Churches have embodied their beliefs in certain practices, things we do that mark us as who we are and shape our lives in relation to God and others. Bass seeks to recover a rich sense of practice as relating to our ultimate conceptions of God and our expectations for God’s fulfillment of creation. This why of practice, she argues, has been lost in the emergence of vast choices and the breakdown of religious institutional viability. To recover practice, we need to know why we do it and why we would stay with it for the time it requires. Practice, after all, is a way of life, not a quick-fix program.

This is where I find myself hungry for the “great reversal” that will give something other than belief to start the conversation. I struggle to talk to people about practice in a way that doesn’t come down to acting out a set of beliefs (about God or about how we should treat each other). We labor under the impression that Christianity is about what you know, think, and decide, but we – I, at least – know that my being Christian has relatively little to do with anything I ever thought of in my rational self.

It’s more like how I try to correct my young sons when they hit or throw their toys. “We don’t do that,” I say, with what passes for a gentle-but-stern look on my face. I don’t want to shame them, and I don’t want to punish them, but I want to build a sense that treating people well is a part of our family identity. It’s not about following rules to avoid punishment, it’s about living into an identity.

My religious studies professor always pointed out that the question to ask of a religious practice is not “what does it mean?” Meaning is a Western, post-Enlightenment question that doesn’t go very far in dealing with non-Christian religions. In fact, it doesn’t illuminate all that much about Christianity either. The better question is, “what does it do?” We don’t have to understand, let alone believe, what A Mighty Fortress Is Our God “means” in order to draw together with every Protestant church in the world in singing it for Reformation Sunday this weekend. The practice does something that doesn’t necessarily have that much to do with an abstract category like “meaning” or “belief.”

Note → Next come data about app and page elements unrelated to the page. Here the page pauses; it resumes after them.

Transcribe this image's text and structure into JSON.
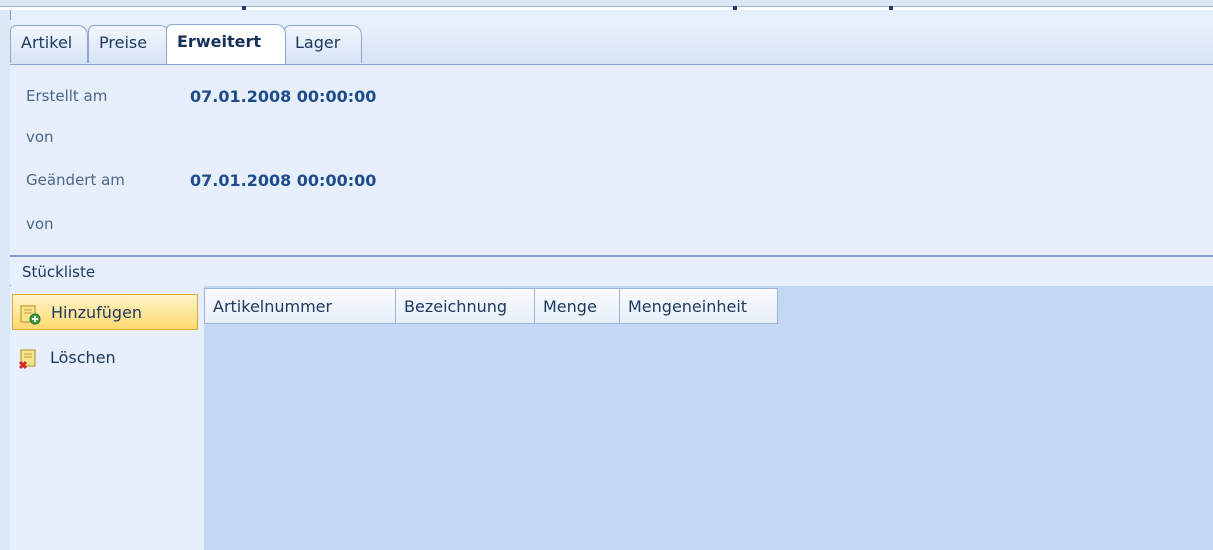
{
  "tabs": [
    {
      "label": "Artikel"
    },
    {
      "label": "Preise"
    },
    {
      "label": "Erweitert"
    },
    {
      "label": "Lager"
    }
  ],
  "info": {
    "created_label": "Erstellt am",
    "created_value": "07.01.2008 00:00:00",
    "created_by_label": "von",
    "changed_label": "Geändert am",
    "changed_value": "07.01.2008 00:00:00",
    "changed_by_label": "von"
  },
  "section": {
    "title": "Stückliste"
  },
  "actions": [
    {
      "label": "Hinzufügen",
      "icon": "add-icon"
    },
    {
      "label": "Löschen",
      "icon": "delete-icon"
    }
  ],
  "grid": {
    "columns": [
      "Artikelnummer",
      "Bezeichnung",
      "Menge",
      "Mengeneinheit"
    ],
    "rows": []
  }
}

We do what we do because it shapes who we are. We choose whom to be because we want to belong with another someone. That’s peer pressure in its negative form, but also in its positive. It’s the way I try to become a pastor, father, and husband I imagine certain of my role models to have been. The fact that I know none of them have been as perfect as I seem to insist I should be, that’s beside the point. The point is that I try to behave certain ways to get at who and what I want to be.

Can we teach our faith practices in that way? Can we answer the question why with an honest, “because I have the sense that this habit molds me into a little bit more of the person God made me to be”?